Water is everywhere, but clean water for consumption or irrigation is becoming increasingly scarce. Economic analyses of water management deal with questions such as: * How should water trading be organized?
* What are the costs and benefits of water management?
* How should international agreements on international rivers be organized? * How can we allocate water within river catchments efficiently? * What economic instruments should we use to manage water? A student conducting an economic analysis of water management is likely to collaborate with hydrologists. He or she may develop an economic model, perform a game theoretical analysis, or conduct a monetary valuation survey. INTRODUCTION
Urban water infrastructure typically includes water collection and storage facilities at source sites, water transport via aqueducts (canals, tunnels and/or pipelines) from source sites to water treatment facilities; water treatment, storage and distribution systems; wastewater collection (sewage) systems and treatment; and urban drainage works.

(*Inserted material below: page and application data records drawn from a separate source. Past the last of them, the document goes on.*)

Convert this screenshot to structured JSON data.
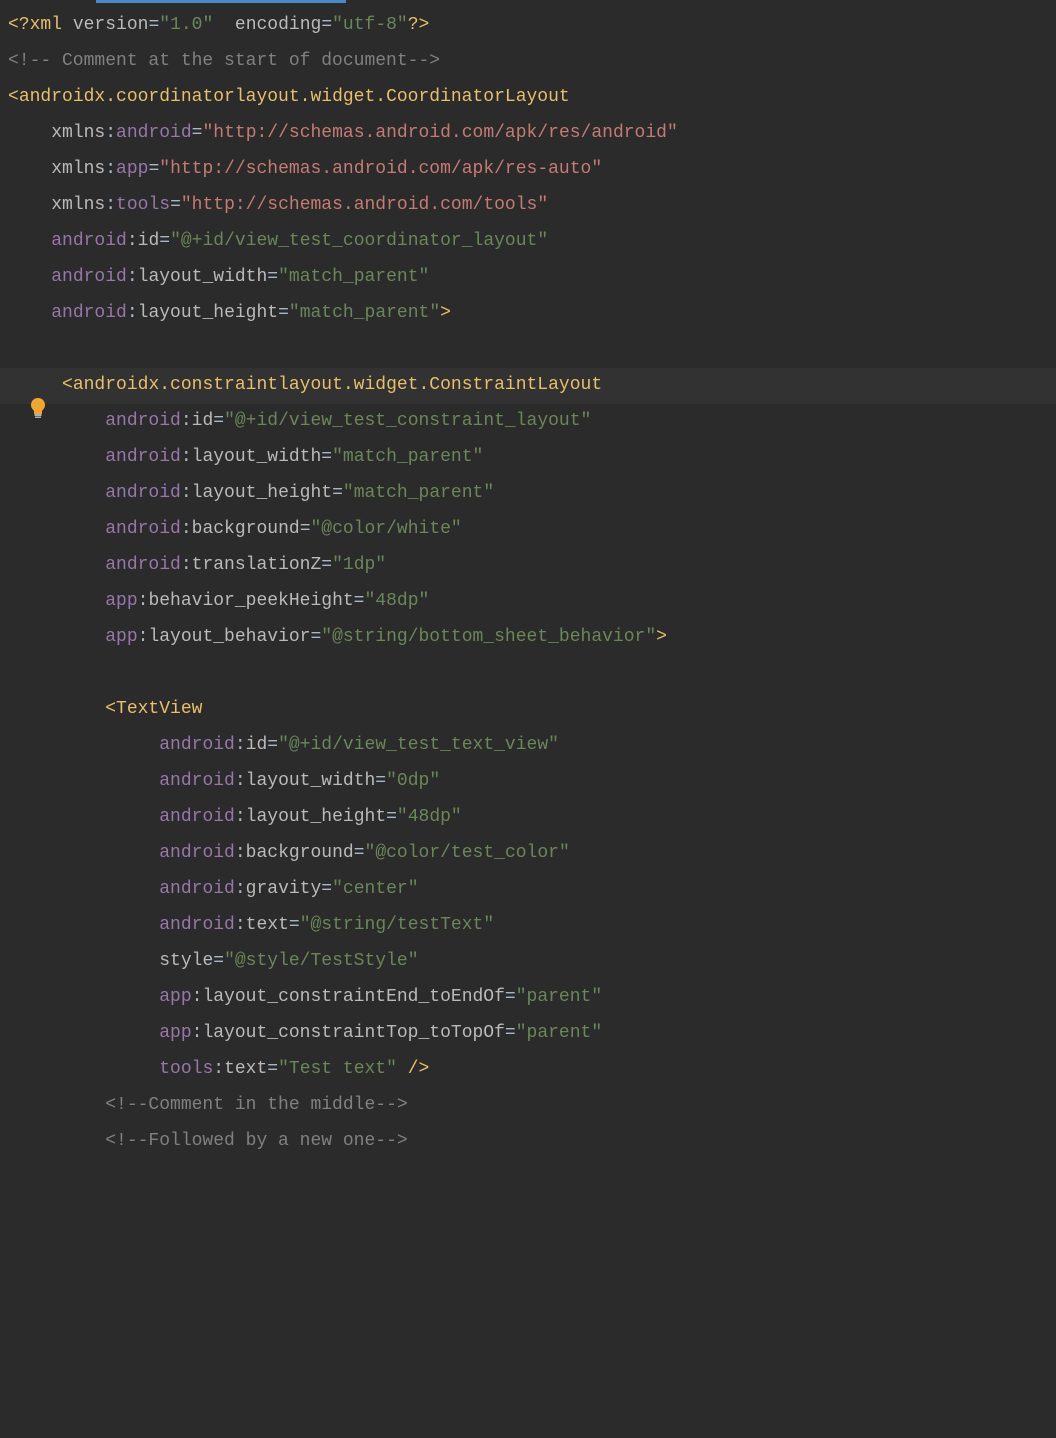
{
  "code": {
    "xml_decl": {
      "open": "<?",
      "xml": "xml",
      "version_k": "version",
      "version_v": "\"1.0\"",
      "encoding_k": "encoding",
      "encoding_v": "\"utf-8\"",
      "close": "?>"
    },
    "comment_top": "<!-- Comment at the start of document-->",
    "coordinator": {
      "tag": "androidx.coordinatorlayout.widget.CoordinatorLayout",
      "attrs": [
        {
          "ns": "xmlns",
          "name": "android",
          "val": "\"http://schemas.android.com/apk/res/android\"",
          "url": true
        },
        {
          "ns": "xmlns",
          "name": "app",
          "val": "\"http://schemas.android.com/apk/res-auto\"",
          "url": true
        },
        {
          "ns": "xmlns",
          "name": "tools",
          "val": "\"http://schemas.android.com/tools\"",
          "url": true
        },
        {
          "ns": "android",
          "name": "id",
          "val": "\"@+id/view_test_coordinator_layout\"",
          "url": false
        },
        {
          "ns": "android",
          "name": "layout_width",
          "val": "\"match_parent\"",
          "url": false
        },
        {
          "ns": "android",
          "name": "layout_height",
          "val": "\"match_parent\"",
          "url": false
        }
      ]
    },
    "constraint": {
      "tag": "androidx.constraintlayout.widget.ConstraintLayout",
      "attrs": [
        {
          "ns": "android",
          "name": "id",
          "val": "\"@+id/view_test_constraint_layout\"",
          "url": false
        },
        {
          "ns": "android",
          "name": "layout_width",
          "val": "\"match_parent\"",
          "url": false
        },
        {
          "ns": "android",
          "name": "layout_height",
          "val": "\"match_parent\"",
          "url": false
        },
        {
          "ns": "android",
          "name": "background",
          "val": "\"@color/white\"",
          "url": false
        },
        {
          "ns": "android",
          "name": "translationZ",
          "val": "\"1dp\"",
          "url": false
        },
        {
          "ns": "app",
          "name": "behavior_peekHeight",
          "val": "\"48dp\"",
          "url": false
        },
        {
          "ns": "app",
          "name": "layout_behavior",
          "val": "\"@string/bottom_sheet_behavior\"",
          "url": false
        }
      ]
    },
    "textview": {
      "tag": "TextView",
      "attrs": [
        {
          "ns": "android",
          "name": "id",
          "val": "\"@+id/view_test_text_view\"",
          "url": false
        },
        {
          "ns": "android",
          "name": "layout_width",
          "val": "\"0dp\"",
          "url": false
        },
        {
          "ns": "android",
          "name": "layout_height",
          "val": "\"48dp\"",
          "url": false
        },
        {
          "ns": "android",
          "name": "background",
          "val": "\"@color/test_color\"",
          "url": false
        },
        {
          "ns": "android",
          "name": "gravity",
          "val": "\"center\"",
          "url": false
        },
        {
          "ns": "android",
          "name": "text",
          "val": "\"@string/testText\"",
          "url": false
        },
        {
          "ns": "",
          "name": "style",
          "val": "\"@style/TestStyle\"",
          "url": false
        },
        {
          "ns": "app",
          "name": "layout_constraintEnd_toEndOf",
          "val": "\"parent\"",
          "url": false
        },
        {
          "ns": "app",
          "name": "layout_constraintTop_toTopOf",
          "val": "\"parent\"",
          "url": false
        },
        {
          "ns": "tools",
          "name": "text",
          "val": "\"Test text\"",
          "url": false
        }
      ]
    },
    "comment_mid1": "<!--Comment in the middle-->",
    "comment_mid2": "<!--Followed by a new one-->",
    "close_selfclose": " />",
    "angle_close": ">",
    "angle_open": "<"
  }
}
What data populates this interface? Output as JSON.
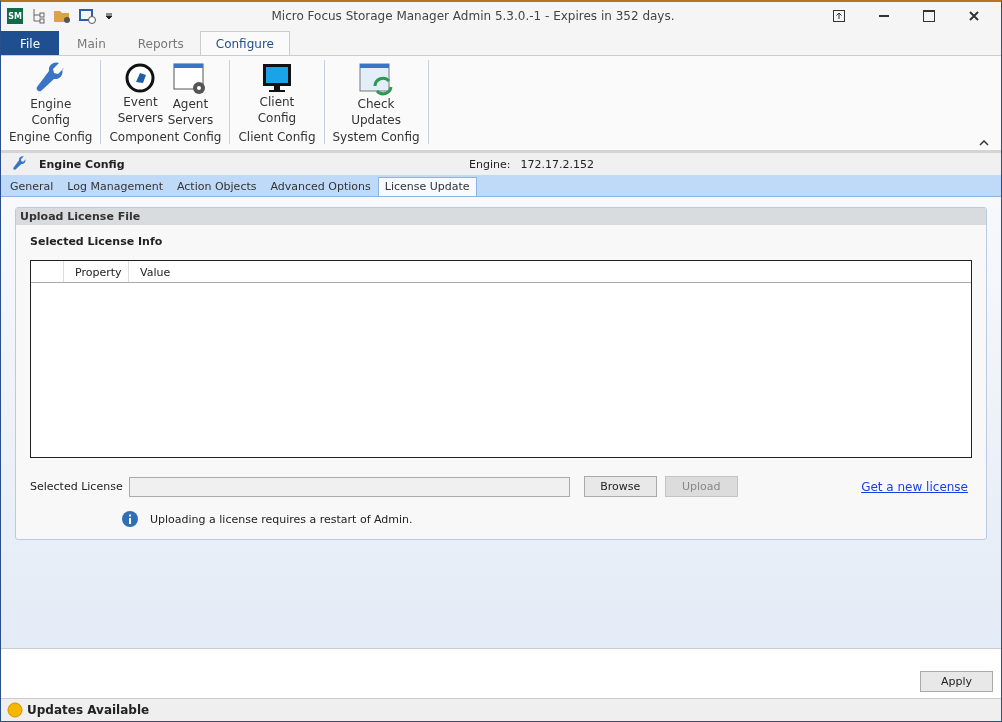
{
  "window": {
    "title": "Micro Focus Storage Manager Admin 5.3.0.-1 - Expires in 352 days.",
    "app_badge": "SM"
  },
  "menu_tabs": [
    {
      "label": "File",
      "kind": "file",
      "selected": false
    },
    {
      "label": "Main",
      "kind": "tab",
      "selected": false
    },
    {
      "label": "Reports",
      "kind": "tab",
      "selected": false
    },
    {
      "label": "Configure",
      "kind": "tab",
      "selected": true
    }
  ],
  "ribbon_groups": [
    {
      "label": "Engine Config",
      "buttons": [
        {
          "kind": "wrench",
          "label": "Engine\nConfig"
        }
      ]
    },
    {
      "label": "Component Config",
      "buttons": [
        {
          "kind": "event",
          "label": "Event\nServers"
        },
        {
          "kind": "agent",
          "label": "Agent\nServers"
        }
      ]
    },
    {
      "label": "Client Config",
      "buttons": [
        {
          "kind": "monitor",
          "label": "Client\nConfig"
        }
      ]
    },
    {
      "label": "System Config",
      "buttons": [
        {
          "kind": "update",
          "label": "Check\nUpdates"
        }
      ]
    }
  ],
  "section": {
    "title": "Engine Config",
    "engine_label": "Engine:",
    "engine_value": "172.17.2.152"
  },
  "sub_tabs": [
    {
      "label": "General",
      "selected": false
    },
    {
      "label": "Log Management",
      "selected": false
    },
    {
      "label": "Action Objects",
      "selected": false
    },
    {
      "label": "Advanced Options",
      "selected": false
    },
    {
      "label": "License Update",
      "selected": true
    }
  ],
  "panel": {
    "title": "Upload License File",
    "subtitle": "Selected License Info",
    "table": {
      "columns": [
        "Property",
        "Value"
      ]
    },
    "file_label": "Selected License",
    "buttons": [
      {
        "label": "Browse",
        "disabled": false
      },
      {
        "label": "Upload",
        "disabled": true
      }
    ],
    "link": "Get a new license",
    "info": "Uploading a license requires a restart of Admin."
  },
  "apply_button": "Apply",
  "status_bar": "Updates Available"
}
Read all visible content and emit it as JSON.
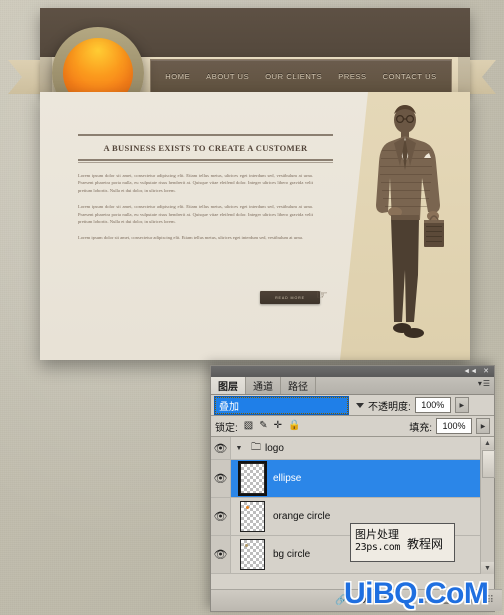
{
  "website": {
    "nav_items": [
      "HOME",
      "ABOUT US",
      "OUR CLIENTS",
      "PRESS",
      "CONTACT US"
    ],
    "headline": "A BUSINESS EXISTS TO CREATE A CUSTOMER",
    "paragraphs": [
      "Lorem ipsum dolor sit amet, consectetur adipiscing elit. Etiam tellus metus, ultrices eget interdum sed, vestibulum at urna. Praesent pharetra porta nulla, eu vulputate risus hendrerit at. Quisque vitae eleifend dolor. Integer ultrices libero gravida velit pretium lobortis. Nulla et dui dolor, in ultrices lorem.",
      "Lorem ipsum dolor sit amet, consectetur adipiscing elit. Etiam tellus metus, ultrices eget interdum sed, vestibulum at urna. Praesent pharetra porta nulla, eu vulputate risus hendrerit at. Quisque vitae eleifend dolor. Integer ultrices libero gravida velit pretium lobortis. Nulla et dui dolor, in ultrices lorem.",
      "Lorem ipsum dolor sit amet, consectetur adipiscing elit. Etiam tellus metus, ultrices eget interdum sed, vestibulum at urna."
    ],
    "cta_label": "READ MORE",
    "colors": {
      "band": "#564a3e",
      "ribbon": "#dfd2b4",
      "logo_orange": "#f7821a",
      "page": "#ece7dc"
    }
  },
  "photoshop": {
    "titlebar": {
      "collapse": "◄◄",
      "close": "✕"
    },
    "tabs": [
      {
        "label": "图层",
        "active": true
      },
      {
        "label": "通道",
        "active": false
      },
      {
        "label": "路径",
        "active": false
      }
    ],
    "menu_icon": "panel-menu-icon",
    "blend_mode": "叠加",
    "opacity_label": "不透明度:",
    "opacity_value": "100%",
    "lock_label": "锁定:",
    "lock_icons": [
      "transparency-lock-icon",
      "brush-lock-icon",
      "move-lock-icon",
      "all-lock-icon"
    ],
    "fill_label": "填充:",
    "fill_value": "100%",
    "layers": [
      {
        "name": "logo",
        "type": "group",
        "visible": true,
        "selected": false
      },
      {
        "name": "ellipse",
        "type": "layer",
        "visible": true,
        "selected": true,
        "dot": ""
      },
      {
        "name": "orange circle",
        "type": "layer",
        "visible": true,
        "selected": false,
        "dot": "#e8821e"
      },
      {
        "name": "bg circle",
        "type": "layer",
        "visible": true,
        "selected": false,
        "dot": "#b09a6a"
      }
    ],
    "bottom_icons": [
      "link-icon",
      "fx-icon",
      "mask-icon",
      "adjustment-icon",
      "group-icon",
      "new-layer-icon",
      "delete-icon"
    ],
    "selection_color": "#2b86e8"
  },
  "watermarks": {
    "box": {
      "line1": "图片处理",
      "line2": "23ps.com",
      "line3": "教程网"
    },
    "big": "UiBQ.CoM"
  }
}
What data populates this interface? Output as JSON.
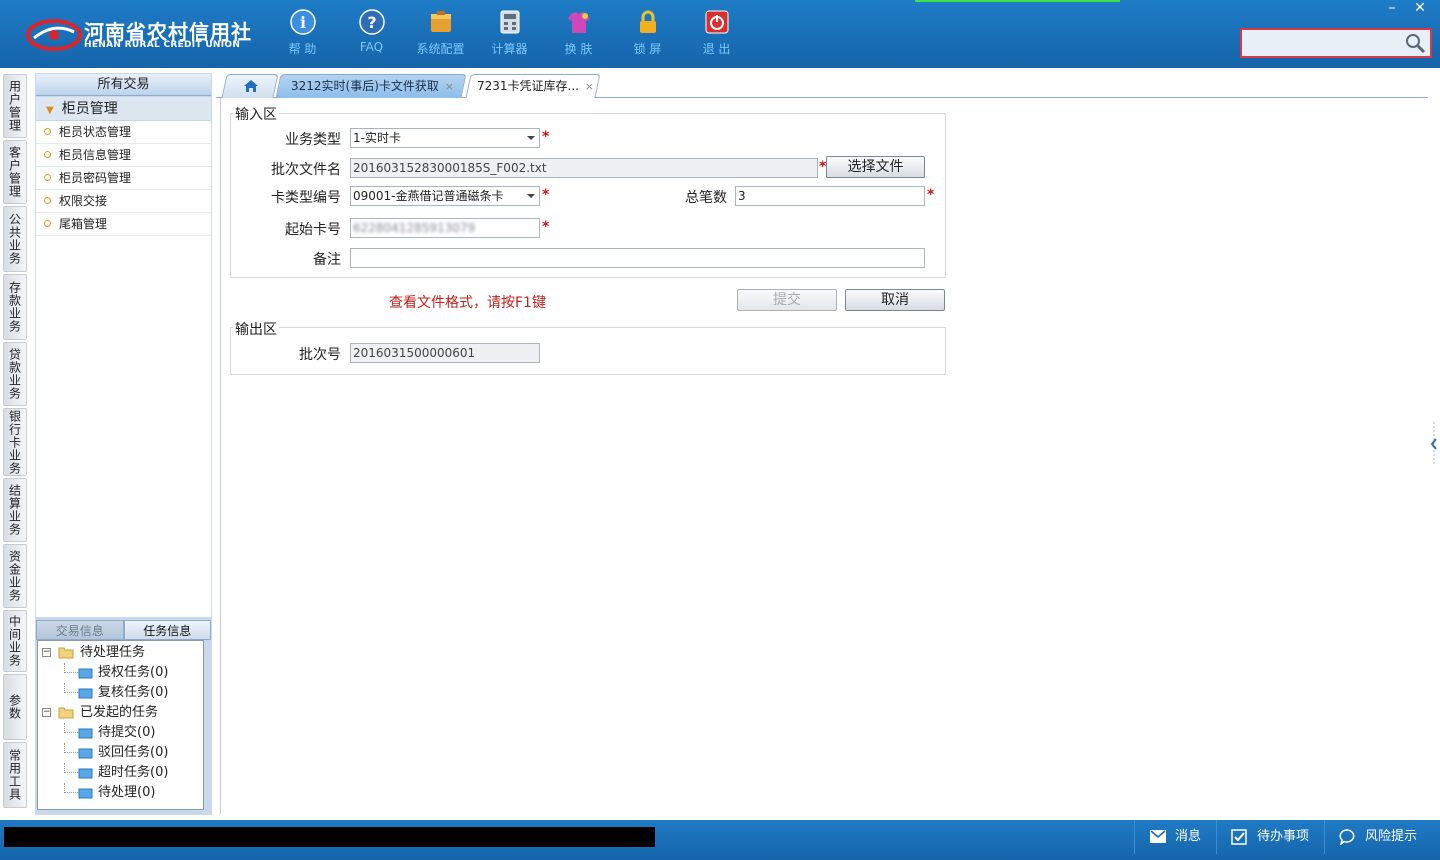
{
  "header": {
    "logo_cn": "河南省农村信用社",
    "logo_en": "HENAN RURAL CREDIT UNION",
    "toolbar": [
      {
        "label": "帮 助",
        "icon": "help-icon"
      },
      {
        "label": "FAQ",
        "icon": "faq-icon"
      },
      {
        "label": "系统配置",
        "icon": "system-config-icon"
      },
      {
        "label": "计算器",
        "icon": "calculator-icon"
      },
      {
        "label": "换 肤",
        "icon": "skin-icon"
      },
      {
        "label": "锁 屏",
        "icon": "lock-icon"
      },
      {
        "label": "退 出",
        "icon": "power-icon"
      }
    ],
    "window_buttons": {
      "minimize": "–",
      "close": "✕"
    },
    "search": {
      "value": ""
    }
  },
  "side_tabs": [
    "用户管理",
    "客户管理",
    "公共业务",
    "存款业务",
    "贷款业务",
    "银行卡业务",
    "结算业务",
    "资金业务",
    "中间业务",
    "参数",
    "常用工具"
  ],
  "left_panel": {
    "title": "所有交易",
    "group": "柜员管理",
    "items": [
      "柜员状态管理",
      "柜员信息管理",
      "柜员密码管理",
      "权限交接",
      "尾箱管理"
    ],
    "tabs": {
      "trans_info": "交易信息",
      "task_info": "任务信息"
    },
    "tree": {
      "pending": "待处理任务",
      "pending_children": [
        "授权任务(0)",
        "复核任务(0)"
      ],
      "initiated": "已发起的任务",
      "initiated_children": [
        "待提交(0)",
        "驳回任务(0)",
        "超时任务(0)",
        "待处理(0)"
      ]
    }
  },
  "content_tabs": {
    "active": "3212实时(事后)卡文件获取",
    "second": "7231卡凭证库存...",
    "close": "×"
  },
  "form": {
    "input_section": "输入区",
    "business_type_label": "业务类型",
    "business_type_value": "1-实时卡",
    "batch_file_label": "批次文件名",
    "batch_file_value": "20160315283000185S_F002.txt",
    "choose_file_button": "选择文件",
    "card_type_label": "卡类型编号",
    "card_type_value": "09001-金燕借记普通磁条卡",
    "total_count_label": "总笔数",
    "total_count_value": "3",
    "start_card_label": "起始卡号",
    "start_card_value": "6228041285913079",
    "remark_label": "备注",
    "remark_value": "",
    "required_mark": "*",
    "hint": "查看文件格式，请按F1键",
    "submit_button": "提交",
    "cancel_button": "取消",
    "output_section": "输出区",
    "batch_no_label": "批次号",
    "batch_no_value": "2016031500000601"
  },
  "statusbar": {
    "messages": "消息",
    "todo": "待办事项",
    "risk": "风险提示"
  },
  "colors": {
    "header_blue": "#1a6fb8",
    "required_red": "#d01010",
    "hint_red": "#c0201a"
  }
}
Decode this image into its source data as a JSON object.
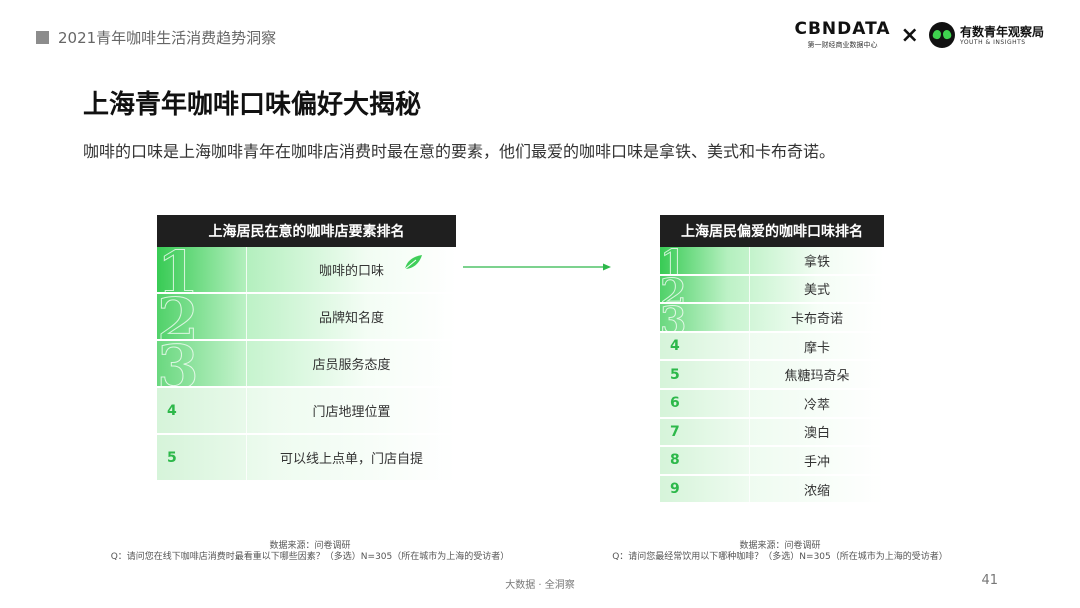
{
  "header": {
    "report_title": "2021青年咖啡生活消费趋势洞察"
  },
  "logos": {
    "cbndata_main": "CBNDATA",
    "cbndata_sub": "第一财经商业数据中心",
    "separator": "×",
    "partner_main": "有数青年观察局",
    "partner_sub": "YOUTH & INSIGHTS"
  },
  "title": "上海青年咖啡口味偏好大揭秘",
  "subtitle": "咖啡的口味是上海咖啡青年在咖啡店消费时最在意的要素，他们最爱的咖啡口味是拿铁、美式和卡布奇诺。",
  "table_factors": {
    "heading": "上海居民在意的咖啡店要素排名",
    "rows": [
      {
        "rank": "1",
        "label": "咖啡的口味"
      },
      {
        "rank": "2",
        "label": "品牌知名度"
      },
      {
        "rank": "3",
        "label": "店员服务态度"
      },
      {
        "rank": "4",
        "label": "门店地理位置"
      },
      {
        "rank": "5",
        "label": "可以线上点单，门店自提"
      }
    ]
  },
  "table_flavors": {
    "heading": "上海居民偏爱的咖啡口味排名",
    "rows": [
      {
        "rank": "1",
        "label": "拿铁"
      },
      {
        "rank": "2",
        "label": "美式"
      },
      {
        "rank": "3",
        "label": "卡布奇诺"
      },
      {
        "rank": "4",
        "label": "摩卡"
      },
      {
        "rank": "5",
        "label": "焦糖玛奇朵"
      },
      {
        "rank": "6",
        "label": "冷萃"
      },
      {
        "rank": "7",
        "label": "澳白"
      },
      {
        "rank": "8",
        "label": "手冲"
      },
      {
        "rank": "9",
        "label": "浓缩"
      }
    ]
  },
  "notes": {
    "left": {
      "source": "数据来源：问卷调研",
      "question": "Q：请问您在线下咖啡店消费时最看重以下哪些因素？（多选）N=305（所在城市为上海的受访者）"
    },
    "right": {
      "source": "数据来源：问卷调研",
      "question": "Q：请问您最经常饮用以下哪种咖啡？（多选）N=305（所在城市为上海的受访者）"
    }
  },
  "footer": {
    "tagline": "大数据 · 全洞察",
    "page_number": "41"
  },
  "colors": {
    "accent_green": "#2db84a",
    "head_bg": "#1f1f1f"
  },
  "icons": {
    "arrow": "arrow-right-icon",
    "leaf": "leaf-icon"
  }
}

This is illustrated as a simple schematic in Figure. Generic simulation models of components of urban water systems have been developed and are commonly applied to study specific component design and operation issues. Increasingly, optimization models are being used to estimate cost-effective designs and operating policies. Cost savings can be substantial, especially when applied to large complex urban systems (Dandy and Engelhardt, 2001; Savic and Walters, 1997).
Figure. Schematic showing urban surface water source, water treatment prior to urban use, and some sources of nonpoint urban drainage and runoff and its impacts.
Most urban water users require high-quality water, and natural surface and/or groundwater supplies, called raw water, often cannot meet the quality requirements of domestic and industrial users. In such situations, water treatment is required prior to its...